Elena Budnik, chair of Otkritie Bank’s management board

Elena Budnik, chair of Otkritie Bank’s management board

Russia-based Tochka Bank of the Otkritie Financial Group has launched the world’s “first” Facebook bot for a range of financial services.

The bot will allow the bank’s clients to check their accounts, find nearby ATMs using geolocation, call the bank, contact customer support and make payments via Facebook messenger.

Elena Budnik, chair of Otkritie Bank’s management board, says: ““The current market trend is ambiguous: there are plenty of bots out there, but people do not understand what they are and how to use them. So the objective of our project is to develop an efficient script to further improve our service and deliver a smooth and exciting customer experience.”

Tochka’s Facebook bot is linked to the bank’s Facebook account. To use the bot, a client opens a dialogue window to get access to the necessary features.

Boris Dyakonov, head of Tochka Bank and senior vice-president of Otkritie Bank, adds: “Almost all our clients are Facebook users solving their business issues, finding business partners and even conducting transactions through this social network. That is why, within a couple of days after the API was ready, we developed a solution to seamlessly combine the internet banking, prompting and human interaction capabilities into the familiar Facebook Messenger interface.”

Tochka is part of Otkritie, Russia’s largest private banking group. It says it “gave up on conventional offices” to become Russia’s first fully online bank for small businesses serving 40,000 people across the country. It also offers mobile and internet banking services.

Facebook gets some likes

Facebook has been of interest to the fintech space for several years.

Recently, banks in Singapore said they are working together on a new service that will allow users to make payments using Twitter usernames or Facebook IDs.

American Express is partnering with Facebook to provide an Amex bot for its card members in Messenger.

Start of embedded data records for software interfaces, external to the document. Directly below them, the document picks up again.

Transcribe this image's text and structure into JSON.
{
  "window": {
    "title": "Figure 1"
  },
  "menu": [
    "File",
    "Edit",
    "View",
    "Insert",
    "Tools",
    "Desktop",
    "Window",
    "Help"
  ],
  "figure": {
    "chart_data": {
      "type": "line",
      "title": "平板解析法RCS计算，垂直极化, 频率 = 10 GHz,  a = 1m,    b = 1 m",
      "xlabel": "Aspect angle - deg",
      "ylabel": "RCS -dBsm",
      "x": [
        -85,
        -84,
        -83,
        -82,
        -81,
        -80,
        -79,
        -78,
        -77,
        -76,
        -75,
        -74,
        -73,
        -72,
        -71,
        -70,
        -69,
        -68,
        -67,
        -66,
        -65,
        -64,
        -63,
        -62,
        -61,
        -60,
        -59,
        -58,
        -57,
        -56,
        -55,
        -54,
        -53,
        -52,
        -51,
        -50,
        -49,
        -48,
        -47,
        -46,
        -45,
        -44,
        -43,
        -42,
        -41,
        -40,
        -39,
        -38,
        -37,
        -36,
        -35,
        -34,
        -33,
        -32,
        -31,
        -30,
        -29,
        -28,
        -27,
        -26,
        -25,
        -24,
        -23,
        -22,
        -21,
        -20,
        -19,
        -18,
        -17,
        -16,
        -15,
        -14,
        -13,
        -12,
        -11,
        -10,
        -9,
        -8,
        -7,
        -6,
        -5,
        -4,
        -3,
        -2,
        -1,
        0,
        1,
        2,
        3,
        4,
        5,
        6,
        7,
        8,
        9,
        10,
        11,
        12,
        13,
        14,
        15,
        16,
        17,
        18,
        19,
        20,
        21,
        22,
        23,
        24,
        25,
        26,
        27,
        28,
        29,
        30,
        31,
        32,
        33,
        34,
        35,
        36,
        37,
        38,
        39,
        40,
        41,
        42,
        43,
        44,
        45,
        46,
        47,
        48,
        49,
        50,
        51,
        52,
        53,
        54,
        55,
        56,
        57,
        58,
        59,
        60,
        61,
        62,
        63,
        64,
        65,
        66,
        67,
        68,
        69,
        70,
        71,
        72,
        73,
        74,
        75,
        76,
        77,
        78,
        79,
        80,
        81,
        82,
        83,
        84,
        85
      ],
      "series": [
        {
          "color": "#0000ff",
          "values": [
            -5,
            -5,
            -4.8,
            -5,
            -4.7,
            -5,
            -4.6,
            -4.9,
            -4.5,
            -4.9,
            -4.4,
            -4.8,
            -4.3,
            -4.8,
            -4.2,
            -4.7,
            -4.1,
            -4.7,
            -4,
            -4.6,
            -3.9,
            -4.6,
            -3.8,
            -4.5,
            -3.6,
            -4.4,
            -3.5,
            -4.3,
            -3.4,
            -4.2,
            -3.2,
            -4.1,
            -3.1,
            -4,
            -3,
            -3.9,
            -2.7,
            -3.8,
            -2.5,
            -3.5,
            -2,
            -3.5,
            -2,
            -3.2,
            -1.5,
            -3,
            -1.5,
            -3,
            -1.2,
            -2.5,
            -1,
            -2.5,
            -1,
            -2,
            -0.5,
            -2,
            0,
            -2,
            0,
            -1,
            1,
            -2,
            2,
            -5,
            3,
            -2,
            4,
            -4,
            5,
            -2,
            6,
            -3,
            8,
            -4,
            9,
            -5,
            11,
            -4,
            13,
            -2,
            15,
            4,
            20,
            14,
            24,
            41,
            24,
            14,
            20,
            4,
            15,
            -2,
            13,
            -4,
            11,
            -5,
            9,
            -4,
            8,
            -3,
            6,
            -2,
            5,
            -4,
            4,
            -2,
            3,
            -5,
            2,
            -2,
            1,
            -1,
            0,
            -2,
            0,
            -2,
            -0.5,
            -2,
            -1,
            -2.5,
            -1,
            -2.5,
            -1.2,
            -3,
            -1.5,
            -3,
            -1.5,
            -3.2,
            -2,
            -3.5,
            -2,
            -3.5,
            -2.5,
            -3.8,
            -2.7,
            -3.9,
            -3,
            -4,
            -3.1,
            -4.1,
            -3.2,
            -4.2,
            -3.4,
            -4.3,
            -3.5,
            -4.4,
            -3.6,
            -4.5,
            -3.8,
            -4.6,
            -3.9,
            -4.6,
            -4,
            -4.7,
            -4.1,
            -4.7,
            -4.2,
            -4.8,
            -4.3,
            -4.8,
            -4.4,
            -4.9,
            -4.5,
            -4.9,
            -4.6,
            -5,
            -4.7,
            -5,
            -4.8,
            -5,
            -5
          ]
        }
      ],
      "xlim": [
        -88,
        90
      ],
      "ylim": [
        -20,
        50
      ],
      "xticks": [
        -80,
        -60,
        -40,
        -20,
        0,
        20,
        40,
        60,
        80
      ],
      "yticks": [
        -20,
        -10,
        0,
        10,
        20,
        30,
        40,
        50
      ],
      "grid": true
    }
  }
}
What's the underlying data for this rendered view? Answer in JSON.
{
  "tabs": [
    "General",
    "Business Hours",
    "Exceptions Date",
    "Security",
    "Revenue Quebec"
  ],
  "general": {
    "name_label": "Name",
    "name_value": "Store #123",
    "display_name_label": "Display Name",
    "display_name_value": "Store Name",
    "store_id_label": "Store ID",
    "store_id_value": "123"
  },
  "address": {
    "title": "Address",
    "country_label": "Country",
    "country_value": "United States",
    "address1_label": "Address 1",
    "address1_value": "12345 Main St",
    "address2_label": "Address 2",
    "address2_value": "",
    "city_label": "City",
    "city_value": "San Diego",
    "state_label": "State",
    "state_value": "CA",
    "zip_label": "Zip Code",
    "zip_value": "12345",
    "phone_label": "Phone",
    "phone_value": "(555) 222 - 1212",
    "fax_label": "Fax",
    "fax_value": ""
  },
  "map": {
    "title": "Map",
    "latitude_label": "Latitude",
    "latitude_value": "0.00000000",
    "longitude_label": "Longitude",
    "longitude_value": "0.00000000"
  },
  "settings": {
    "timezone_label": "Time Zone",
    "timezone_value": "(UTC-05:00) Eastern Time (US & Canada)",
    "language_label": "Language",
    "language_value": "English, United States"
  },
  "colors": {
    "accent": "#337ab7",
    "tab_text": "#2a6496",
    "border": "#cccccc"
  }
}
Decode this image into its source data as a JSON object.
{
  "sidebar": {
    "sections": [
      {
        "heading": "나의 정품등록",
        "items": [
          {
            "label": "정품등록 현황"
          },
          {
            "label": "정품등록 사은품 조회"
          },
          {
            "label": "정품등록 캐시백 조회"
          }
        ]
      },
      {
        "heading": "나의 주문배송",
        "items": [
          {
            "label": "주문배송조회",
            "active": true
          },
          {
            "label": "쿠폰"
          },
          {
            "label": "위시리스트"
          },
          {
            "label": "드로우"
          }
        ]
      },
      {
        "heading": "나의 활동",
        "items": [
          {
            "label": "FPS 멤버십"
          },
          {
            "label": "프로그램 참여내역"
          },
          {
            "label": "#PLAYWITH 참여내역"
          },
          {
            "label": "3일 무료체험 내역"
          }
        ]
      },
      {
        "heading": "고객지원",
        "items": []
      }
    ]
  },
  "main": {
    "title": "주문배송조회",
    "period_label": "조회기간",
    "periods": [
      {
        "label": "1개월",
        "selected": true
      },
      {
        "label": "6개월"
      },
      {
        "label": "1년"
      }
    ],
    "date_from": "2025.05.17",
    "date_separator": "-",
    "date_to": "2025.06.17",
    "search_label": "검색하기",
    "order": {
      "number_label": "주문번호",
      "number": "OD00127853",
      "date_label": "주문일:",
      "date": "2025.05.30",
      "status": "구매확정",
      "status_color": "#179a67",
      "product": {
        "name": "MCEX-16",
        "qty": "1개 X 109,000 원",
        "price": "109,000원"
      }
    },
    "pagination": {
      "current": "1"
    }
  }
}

The launch is expected in the coming months.

Last year, India’s Axis Bank released a mobile payments service called Ping Pay, which allows customers to send money to each other using Facebook, Twitter, WhatsApp, email or phone number.

In 2013, India’s ICICI Bank launched a new app that lets customers pay their friends and share expenses between groups of people on Facebook.

Also in 2013, Turkey’s Garanti Bank unveiled a mobile banking service called iGaranti, which connects with Facebook, Twitter and FourSquare to help users send money to friends and family.